Using the data collected from 10 flights resulted in a classification accuracy greater than 96%. “The significant increase in classification accuracy obtained by classifying multiple sets of imagery was a direct result of the fact that we could afford to fly the system almost every week throughout the growing season,” notes Lawrence. High-end airborne hyperspectral imaging systems such as NASA’s Airborne Visible Infrared Imaging Spectrometer (AVIRIS) are generally scheduled months to a year in advance and the cost is on the order of thousands to tens of thousands of dollars to collect a single data set.
Only recently have breakthroughs in high spatial and spectral resolution hyperspectral imaging made the technology compact, reliable, and affordable for remote sensing applications. The work performed by those at Montana State University provides a foundation for detecting multiple plant species, monitoring seasonal changes, and identifying plant stress.

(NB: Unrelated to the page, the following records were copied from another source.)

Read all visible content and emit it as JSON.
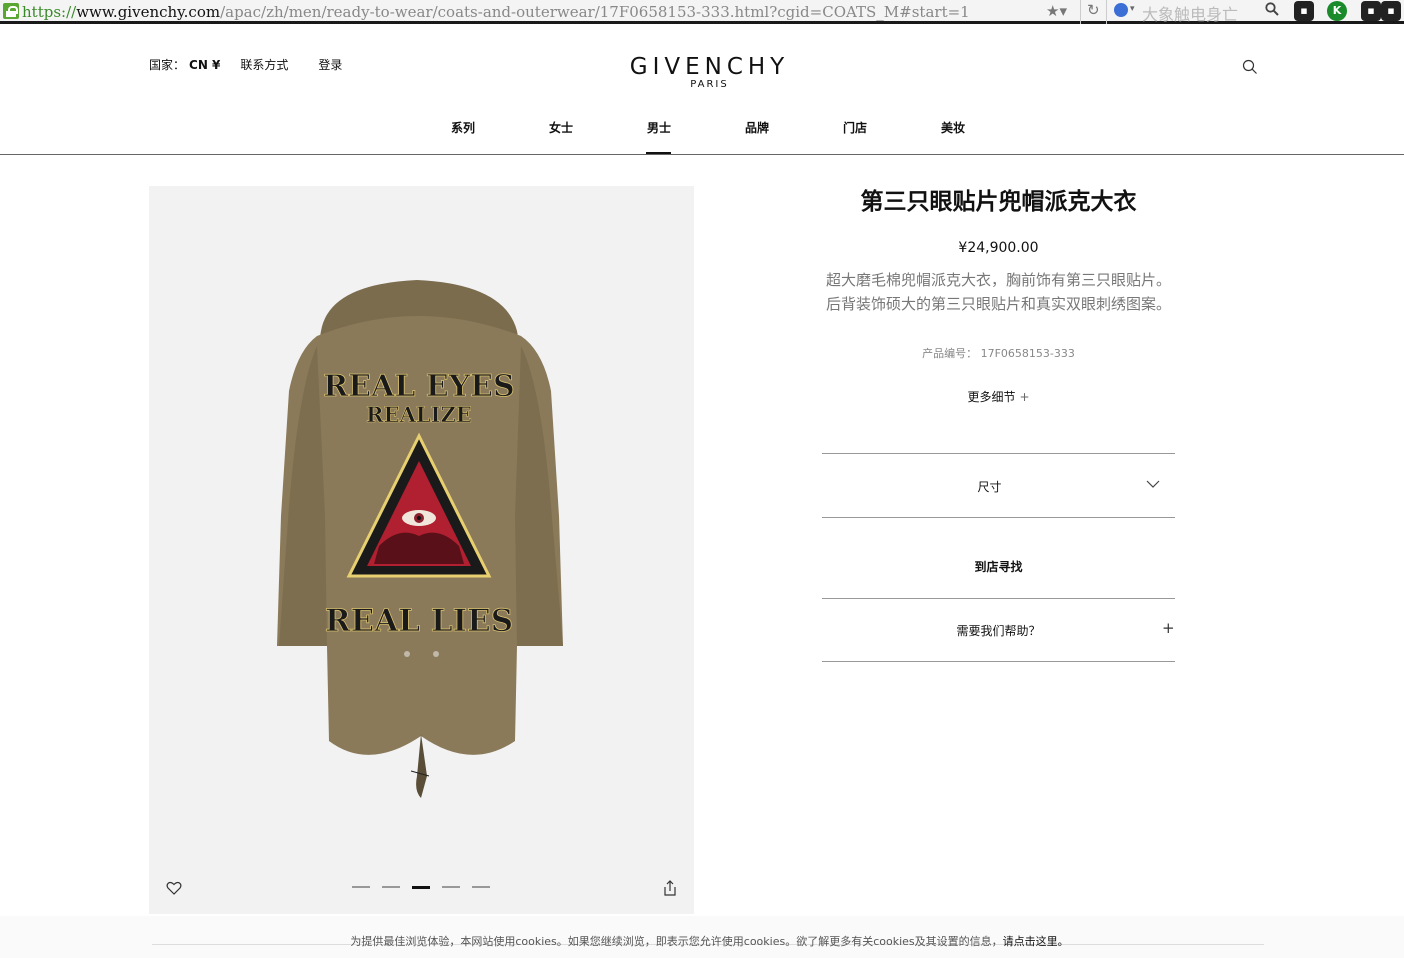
{
  "browser": {
    "url_scheme": "https://",
    "url_host": "www.givenchy.com",
    "url_path": "/apac/zh/men/ready-to-wear/coats-and-outerwear/17F0658153-333.html?cgid=COATS_M#start=1",
    "search_text": "大象触电身亡",
    "extensions": [
      "chat",
      "K",
      "lock"
    ]
  },
  "header": {
    "country_label": "国家：",
    "country_value": "CN ¥",
    "contact": "联系方式",
    "login": "登录",
    "logo": "GIVENCHY",
    "logo_sub": "PARIS"
  },
  "nav": {
    "items": [
      {
        "label": "系列"
      },
      {
        "label": "女士"
      },
      {
        "label": "男士",
        "active": true
      },
      {
        "label": "品牌"
      },
      {
        "label": "门店"
      },
      {
        "label": "美妆"
      }
    ]
  },
  "product": {
    "title": "第三只眼贴片兜帽派克大衣",
    "price": "¥24,900.00",
    "description": "超大磨毛棉兜帽派克大衣，胸前饰有第三只眼贴片。后背装饰硕大的第三只眼贴片和真实双眼刺绣图案。",
    "code": "产品编号： 17F0658153-333",
    "more_details": "更多细节",
    "more_details_plus": "+",
    "size_label": "尺寸",
    "store_label": "到店寻找",
    "help_label": "需要我们帮助？",
    "help_plus": "+",
    "image_text_top": "REAL EYES",
    "image_text_mid": "REALIZE",
    "image_text_bottom": "REAL LIES",
    "carousel": {
      "count": 5,
      "active_index": 2
    },
    "coat_color": "#8a7a5a"
  },
  "cookie": {
    "text": "为提供最佳浏览体验，本网站使用cookies。如果您继续浏览，即表示您允许使用cookies。欲了解更多有关cookies及其设置的信息，",
    "link": "请点击这里。"
  }
}
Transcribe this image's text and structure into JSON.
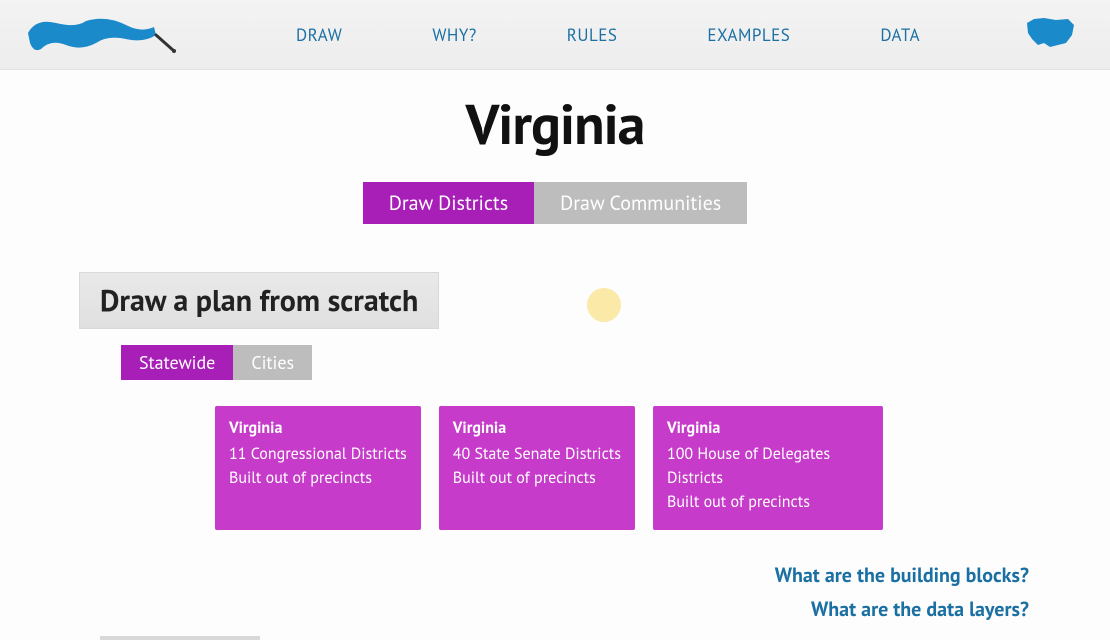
{
  "nav": {
    "items": [
      {
        "label": "DRAW"
      },
      {
        "label": "WHY?"
      },
      {
        "label": "RULES"
      },
      {
        "label": "EXAMPLES"
      },
      {
        "label": "DATA"
      }
    ]
  },
  "page": {
    "title": "Virginia"
  },
  "modeTabs": {
    "draw_districts": "Draw Districts",
    "draw_communities": "Draw Communities"
  },
  "section": {
    "scratch_heading": "Draw a plan from scratch"
  },
  "scopeTabs": {
    "statewide": "Statewide",
    "cities": "Cities"
  },
  "cards": [
    {
      "state": "Virginia",
      "line1": "11 Congressional Districts",
      "line2": "Built out of precincts"
    },
    {
      "state": "Virginia",
      "line1": "40 State Senate Districts",
      "line2": "Built out of precincts"
    },
    {
      "state": "Virginia",
      "line1": "100 House of Delegates Districts",
      "line2": "Built out of precincts"
    }
  ],
  "infoLinks": {
    "building_blocks": "What are the building blocks?",
    "data_layers": "What are the data layers?"
  }
}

“We’ve thought for years that hyperspectral remote sensing has had immense potential,” says Lawrence. “Now it is becoming cost effective to use on an operational basis rather than just as a research tool.” In addition to invasive weed studies, future plans include using the system to monitor stress induced by controlled carbon-dioxide leaks from an underground pipeline.
Funding for this work was provided by the Montana Board of Research & Commercialization Technology.
Rand Swanson is co-founder of Resonon (Bozeman, MT, USA; www.resonon.com).
ITT Visual Information Solutions
Boulder, CO, USA
Kestral Aerial Services
Bozeman, MT, USA
Montana State University
Bozeman, MT, USA
Bozeman, MT, USA
Cedar Rapids, IA, USA
Space Computer Corp.
Los Angeles, CA, USA